And last but not but not least because I haven’t experienced these emotions in an alphabetical list as presented here as I’ve sought to clarify how I am feeling and put some order in the mess, but in a completely muddled up way. I’ve had a sense of

Thankfulness – For their lives, that they were part of my life.

I’m alive and I really do believe the best way to honour their lives is to live mine.

Update 9/102019

Yesterday when I wrote this I was feeling fine, today I’m not. Not at all. That’s grief, it’s complex and messy …

“Bye-bye, dear, bye-bye”

Two weeks ago, the day after my auntie had been admitted to hospital with failing health due to metastatic breast cancer, I visited her with my parents and my brother.

We were pleased to find her sitting up in a chair next to her bed. Her eyes sparkled and she found the energy to laugh, smile and talk.

Following my breast cancer diagnosis, my auntie and I got to know each other in a different and new way, we developed a depth of relationship we didn’t have before, a new understanding. We didn’t see each other very often but when we did there was something special there. She thanked me for helping her talk and think about things she’d been too scared to talk and think about before. When she was first diagnosed (de novo metastatic breast cancer), her specialist nurse talked about palliative care at the hospice which had scared her, it was only when I chatted with her about the support she could have that she realised that palliative care is about living.

In hospital she talked about her children and grandchildren and about their plans for the future. A future without her.

When the time came to leave and I went to say my goodbyes my auntie looked up at me and held my gaze. There was no need to say that we probably wouldn’t see each other again.

“Now look after yourself ” she said.

“I’ll try” I replied

“Good. Love you”

“Love you. Thank you for everything and God bless you”

“And you dear, and you”.

We kissed before I turned and started to walk out. I glanced back and she smiled.

“Bye-bye, dear, bye-bye …”

Letting the tears flow

I am awake in the night with a migraine and an upset stomach. I keep thinking about the person I knew who died from secondary breast cancer recently and about her husband and her children. She was diagnosed with primary breast cancer when she was the age I am now, two years later she was diagnosed with secondary (metastatic) breast cancer and now two years later she has gone. I find it heartbreaking. When I was diagnosed she supported me, we chatted about our families, they were our concern and now she is not here for hers.

Later on I decide I need to walk off the sadness I am feeling. I enjoy the beauty of my surroundings, the warmth of the sun on my skin, I see families out enjoying the day. I feel alive, happy and thankful.

I meet up with mum, my sister-in-law and 5 and 8 year old nieces at a café. I sit down and mum’s phone rings. She answers. It is my cousin. Gulp.
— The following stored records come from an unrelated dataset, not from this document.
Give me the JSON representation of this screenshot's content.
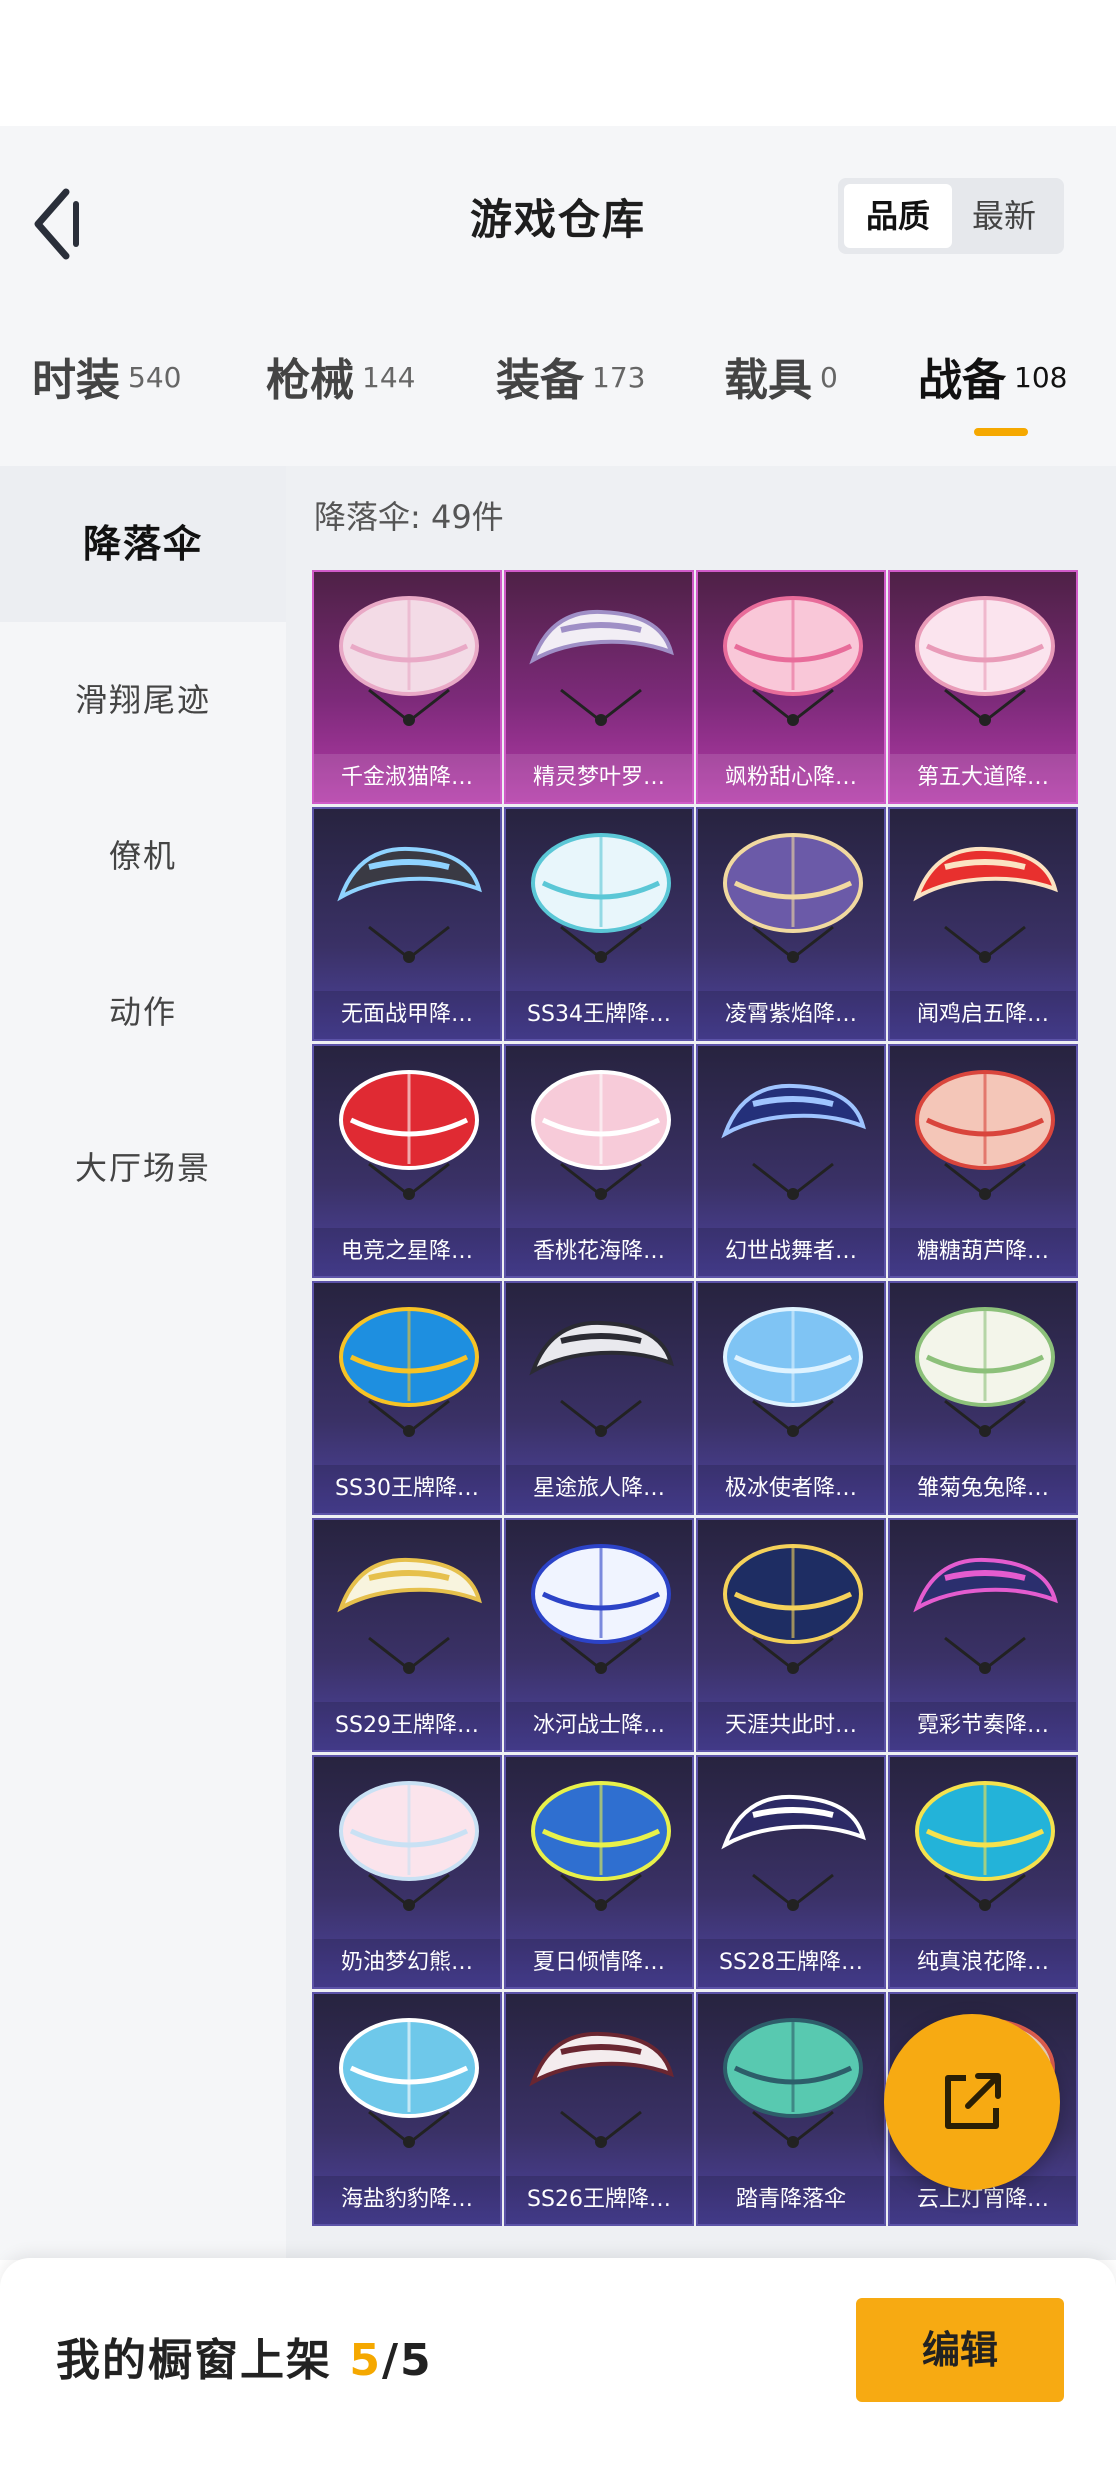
{
  "header": {
    "title": "游戏仓库",
    "sort": {
      "selected": "品质",
      "options": [
        "品质",
        "最新"
      ]
    }
  },
  "tabs": [
    {
      "label": "时装",
      "count": "540",
      "active": false
    },
    {
      "label": "枪械",
      "count": "144",
      "active": false
    },
    {
      "label": "装备",
      "count": "173",
      "active": false
    },
    {
      "label": "载具",
      "count": "0",
      "active": false
    },
    {
      "label": "战备",
      "count": "108",
      "active": true
    }
  ],
  "sidebar": {
    "items": [
      {
        "label": "降落伞",
        "active": true
      },
      {
        "label": "滑翔尾迹",
        "active": false
      },
      {
        "label": "僚机",
        "active": false
      },
      {
        "label": "动作",
        "active": false
      },
      {
        "label": "大厅场景",
        "active": false
      }
    ]
  },
  "content": {
    "count_label": "降落伞: 49件",
    "items": [
      {
        "name": "千金淑猫降…",
        "tier": "premium",
        "colors": [
          "#f3dbe6",
          "#e9a9c6"
        ]
      },
      {
        "name": "精灵梦叶罗…",
        "tier": "premium",
        "colors": [
          "#f2eef5",
          "#9f8fc6"
        ]
      },
      {
        "name": "飒粉甜心降…",
        "tier": "premium",
        "colors": [
          "#f9c7d8",
          "#e86c9a"
        ]
      },
      {
        "name": "第五大道降…",
        "tier": "premium",
        "colors": [
          "#fbe4ee",
          "#e99bb8"
        ]
      },
      {
        "name": "无面战甲降…",
        "tier": "normal",
        "colors": [
          "#3a3a44",
          "#8fd3ff"
        ]
      },
      {
        "name": "SS34王牌降…",
        "tier": "normal",
        "colors": [
          "#e8f6fb",
          "#5bc7d6"
        ]
      },
      {
        "name": "凌霄紫焰降…",
        "tier": "normal",
        "colors": [
          "#6b5aa8",
          "#f1d9a0"
        ]
      },
      {
        "name": "闻鸡启五降…",
        "tier": "normal",
        "colors": [
          "#e8302e",
          "#fbe3c2"
        ]
      },
      {
        "name": "电竞之星降…",
        "tier": "normal",
        "colors": [
          "#e02a33",
          "#ffffff"
        ]
      },
      {
        "name": "香桃花海降…",
        "tier": "normal",
        "colors": [
          "#f7cbd9",
          "#ffffff"
        ]
      },
      {
        "name": "幻世战舞者…",
        "tier": "normal",
        "colors": [
          "#24307a",
          "#9fc4ff"
        ]
      },
      {
        "name": "糖糖葫芦降…",
        "tier": "normal",
        "colors": [
          "#f4c6b8",
          "#d9453c"
        ]
      },
      {
        "name": "SS30王牌降…",
        "tier": "normal",
        "colors": [
          "#1e8fe0",
          "#f7c325"
        ]
      },
      {
        "name": "星途旅人降…",
        "tier": "normal",
        "colors": [
          "#e9e9ee",
          "#2b2b33"
        ]
      },
      {
        "name": "极冰使者降…",
        "tier": "normal",
        "colors": [
          "#7fc4f4",
          "#dff3ff"
        ]
      },
      {
        "name": "雏菊兔兔降…",
        "tier": "normal",
        "colors": [
          "#f3f5ea",
          "#8cc07a"
        ]
      },
      {
        "name": "SS29王牌降…",
        "tier": "normal",
        "colors": [
          "#f8f4de",
          "#e6c04c"
        ]
      },
      {
        "name": "冰河战士降…",
        "tier": "normal",
        "colors": [
          "#f0f4ff",
          "#2c43c7"
        ]
      },
      {
        "name": "天涯共此时…",
        "tier": "normal",
        "colors": [
          "#1e2d63",
          "#f5d25a"
        ]
      },
      {
        "name": "霓彩节奏降…",
        "tier": "normal",
        "colors": [
          "#2b2f6e",
          "#e45ccf"
        ]
      },
      {
        "name": "奶油梦幻熊…",
        "tier": "normal",
        "colors": [
          "#fbe4ec",
          "#c9e1f4"
        ]
      },
      {
        "name": "夏日倾情降…",
        "tier": "normal",
        "colors": [
          "#2f6fd0",
          "#e8f14a"
        ]
      },
      {
        "name": "SS28王牌降…",
        "tier": "normal",
        "colors": [
          "#2c2a66",
          "#ffffff"
        ]
      },
      {
        "name": "纯真浪花降…",
        "tier": "normal",
        "colors": [
          "#23b3d9",
          "#f5e24d"
        ]
      },
      {
        "name": "海盐豹豹降…",
        "tier": "normal",
        "colors": [
          "#6ec8ea",
          "#ffffff"
        ]
      },
      {
        "name": "SS26王牌降…",
        "tier": "normal",
        "colors": [
          "#f4ecee",
          "#6a2631"
        ]
      },
      {
        "name": "踏青降落伞",
        "tier": "normal",
        "colors": [
          "#58c9b0",
          "#2d5e6a"
        ]
      },
      {
        "name": "云上灯宵降…",
        "tier": "normal",
        "colors": [
          "#f2d9c0",
          "#e25f4f"
        ]
      }
    ]
  },
  "fab": {
    "icon": "share-external-icon"
  },
  "footer": {
    "showcase_label": "我的橱窗上架",
    "showcase_current": "5",
    "showcase_sep": "/",
    "showcase_total": "5",
    "edit_label": "编辑"
  },
  "colors": {
    "accent": "#f7aa12",
    "premium": "#9b2f93",
    "normal": "#3d3470"
  }
}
When the girls go and play mum tells us it is not good news, my auntie has been admitted to hospital as she has been struggling to breathe. She was diagnosed with secondary breast cancer (de novo) about seven years ago. She is in the ward I spent time on during chemotherapy. ‘They will take good care of her’ I say and I remember my times in that ward, the women I met there, their situations, their families, their children. I think about my cousins and their children. My auntie’s grandchildren. I find it heartbreaking.

The girls are excited when I ask them if they would like me to play with them. We look at the flowers and compare their beautiful colours, we choose our favourites. I like the purple ones. We look at plants and trees, at their leaves, the patterns and textures. We notice insects, birds and a squirrel. We dance and we run. I have fun and I forget about the pain and the sorrow. It is good to be here to do this.
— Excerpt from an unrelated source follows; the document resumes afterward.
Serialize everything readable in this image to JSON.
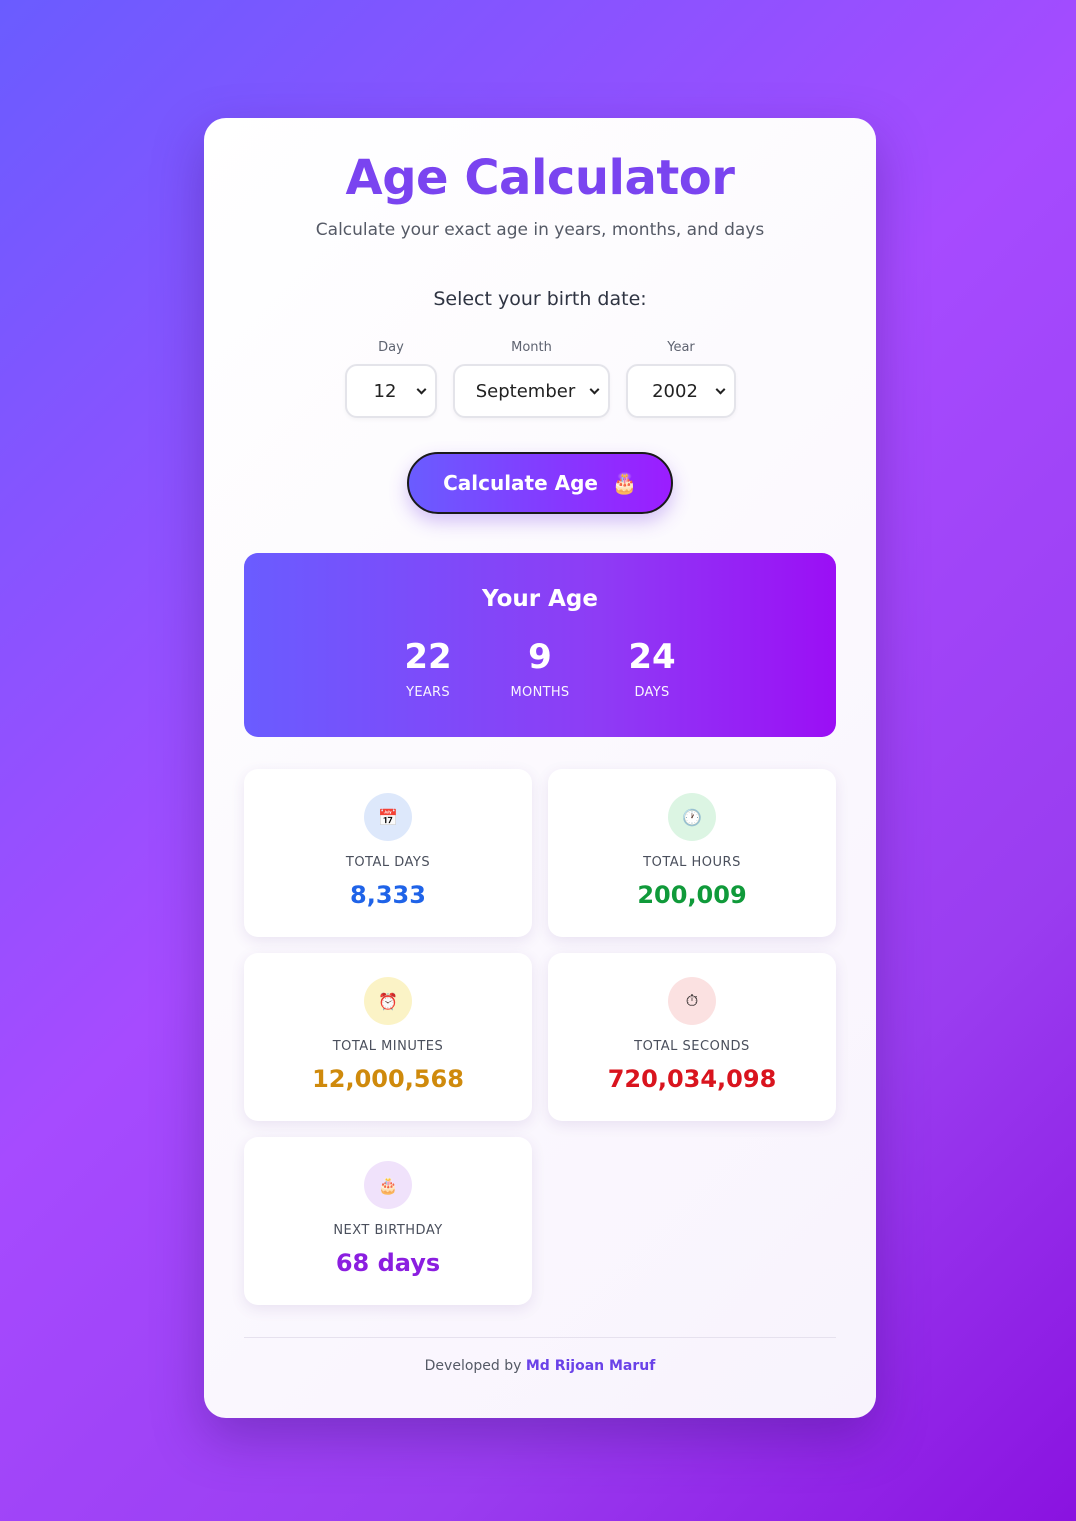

Later, we’ve said goodbye and I am driving home. I think about my bittersweet day and I realise I am crying. I let the tears flow.